That year, the U.N. refugee agency summarized the situation in a strategic plan:

“Over the last 12 months, the number of registered Syrian refugees in the Republic of Turkey, the Lebanese Republic, the Hashemite Kingdom of Jordan, the Republic of Iraq, and the Arab Republic of Egypt has increased by more than 1 million, bringing the overall total to almost 4.3 million. Based on the most recent trends in displacement and population growth, and with access to safety in some countries becoming increasingly managed, it is expected that some 4.7 million Syrian refugees will be registered in the region by the end of 2016.

“Fighting has intensified in almost all Syrian governorates, driving thousands more people from their homes. The 2016 Syria Humanitarian Response Plan estimates that there are 13.5 million people in need, of whom 6 million are children and 6.5 million are internally displaced persons (IDPs).”

Reporting on the Aleppo bombing campaign, Human Rights Watch accused Russia and Syria of war crimes:

“A global coalition of 223 nongovernmental organizations on December 1 called upon U.N. member states to request an Emergency Special Session of the U.N. General Assembly to demand an end to all unlawful attacks on civilians in Aleppo and elsewhere in Syria, and immediate and unhindered humanitarian access so that life-saving aid can reach all those in need.
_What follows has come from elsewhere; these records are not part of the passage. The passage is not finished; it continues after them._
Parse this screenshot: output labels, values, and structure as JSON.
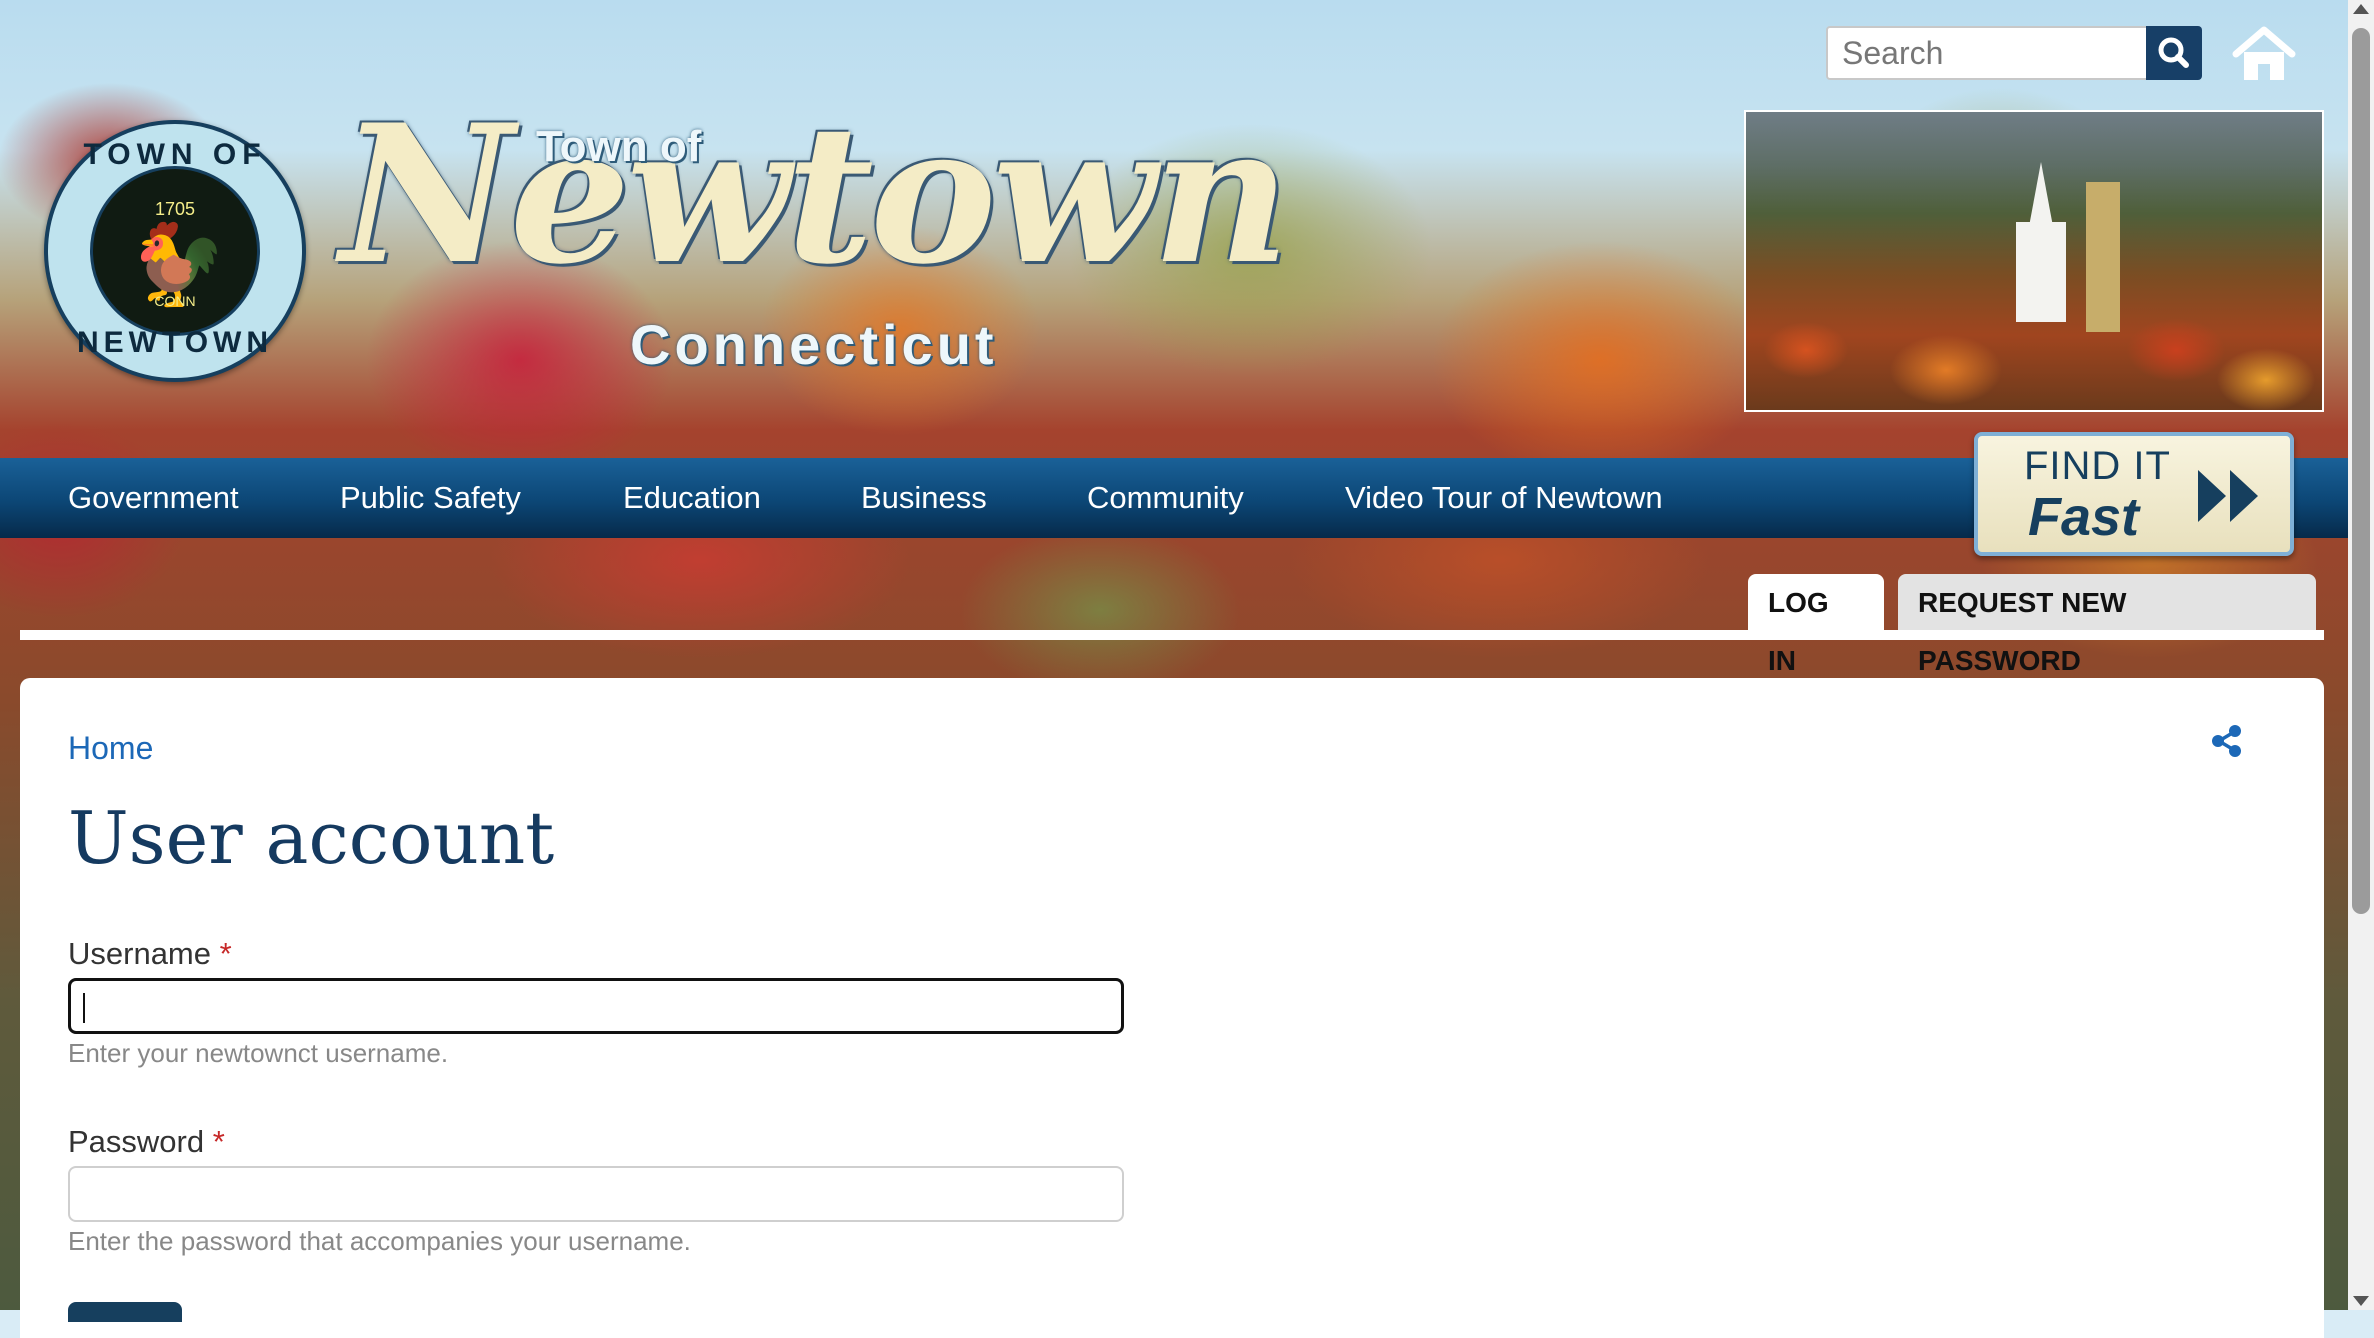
{
  "header": {
    "seal": {
      "top_text": "TOWN OF",
      "bottom_text": "NEWTOWN",
      "year": "1705",
      "small_text": "CONN"
    },
    "logo": {
      "line1": "Town of",
      "line2": "Newtown",
      "line3": "Connecticut"
    },
    "search": {
      "placeholder": "Search",
      "value": "",
      "icon": "search-icon"
    },
    "home_icon": "home-icon"
  },
  "nav": {
    "items": [
      {
        "label": "Government"
      },
      {
        "label": "Public Safety"
      },
      {
        "label": "Education"
      },
      {
        "label": "Business"
      },
      {
        "label": "Community"
      },
      {
        "label": "Video Tour of Newtown"
      }
    ],
    "find_it_fast": {
      "line1": "FIND IT",
      "line2": "Fast"
    }
  },
  "tabs": [
    {
      "label": "LOG IN",
      "active": true
    },
    {
      "label": "REQUEST NEW PASSWORD",
      "active": false
    }
  ],
  "content": {
    "breadcrumb": "Home",
    "share_icon": "share-icon",
    "title": "User account",
    "username": {
      "label": "Username",
      "required_marker": "*",
      "value": "",
      "description": "Enter your newtownct username."
    },
    "password": {
      "label": "Password",
      "required_marker": "*",
      "value": "",
      "description": "Enter the password that accompanies your username."
    }
  },
  "colors": {
    "nav_blue": "#0c4675",
    "title_blue": "#153a60",
    "link_blue": "#1c68b7",
    "required_red": "#c62828"
  }
}
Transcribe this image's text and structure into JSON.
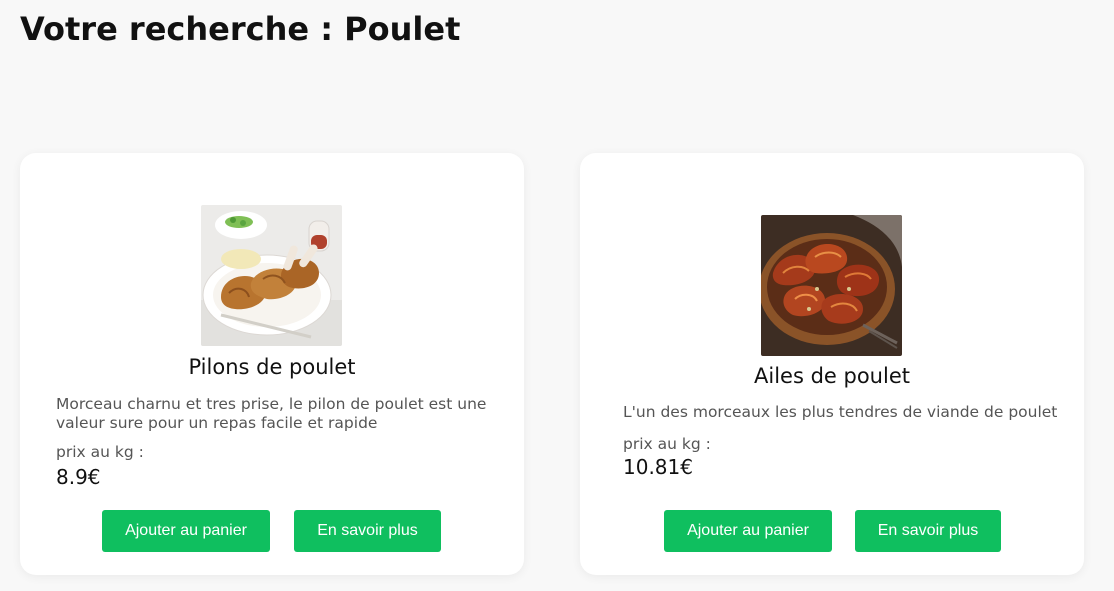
{
  "page": {
    "title": "Votre recherche : Poulet"
  },
  "products": [
    {
      "name": "Pilons de poulet",
      "description": "Morceau charnu et tres prise, le pilon de poulet est une valeur sure pour un repas facile et rapide",
      "price_label": "prix au kg :",
      "price": "8.9€",
      "add_to_cart_label": "Ajouter au panier",
      "more_label": "En savoir plus"
    },
    {
      "name": "Ailes de poulet",
      "description": "L'un des morceaux les plus tendres de viande de poulet",
      "price_label": "prix au kg :",
      "price": "10.81€",
      "add_to_cart_label": "Ajouter au panier",
      "more_label": "En savoir plus"
    }
  ],
  "colors": {
    "button": "#0fbf5f",
    "card": "#ffffff",
    "background": "#f8f8f8"
  }
}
Member states should also explore possible avenues to bring those responsible for serious crimes under international law on all sides to justice, the organizations said.

“The appeal comes in response to Russia’s October 8 veto of a draft U.N. Security Council resolution demanding an end to all aerial bombardment of Aleppo, the fifth time Moscow has blocked council action since the conflict began in 2011.”

To be sure, U.S. actions in Syria are not above criticism: Witness recent exposés by The New York Times reporting that bombing caused many civilian casualties in the rush to mop up Islamic State, with special military units allegedly disregarding protocols meant to protect innocents. (In response, U.S. Defense Secretary Lloyd Austin ordered an investigation into one strike the Times said may have killed dozens of civilians near the town of Baghuz.)

With regard to migrants moving through Belarus, however, the Foreign Ministry is deceptively blaming other governments for a crisis of its own making.

Earlier this year, it was revealed that President Alexander Lukashenko’s regime had been advertising cheap trips to Minsk and giving out visas in locales such as Iraq.

Lithuanian officials cited reports and documents shown to them by some of the migrants as evidence that Minsk has been encouraging travel to Belarus. The Reuters news agency found evidence that smugglers in Iraq were distributing airline tickets to Belarus for more than $10,000 per person. The Assad regime’s state-owned airline, Cham Wings, helped fly would-be migrants to Minsk.

Upon arrival, migrants reported being conveyed to the border by Belarusian authorities and in some cases reported being pushed across. Due to winter conditions at the border, some have perished from exposure.

In two speeches delivered in the summer of 2021, Lukashenko all but acknowledged his plan to flood his neighbors with migrants.

“If some think that we will close our borders with Poland, Lithuania, Latvia and Ukraine and become a camp for people fleeing Afghanistan, Iran, Iraq, Syria, Libya and Tunisia, they are mistaken,” Lukashenko said in a speech in July.

“We won’t hold anyone. They are coming not to us but to enlightened, warm and cozy Europe.”

In November, the European Union announced new sanctions against the Belarusian regime, which already was being punished for its treatment of protesters and dissidents after the disputed August 2020 election, in which Lukashenko claimed victory.

In December, the United States expanded sanctions against the regime, this time targeting 20 individuals and 12 entities. The new measures also sanction Belarusian sovereign debt.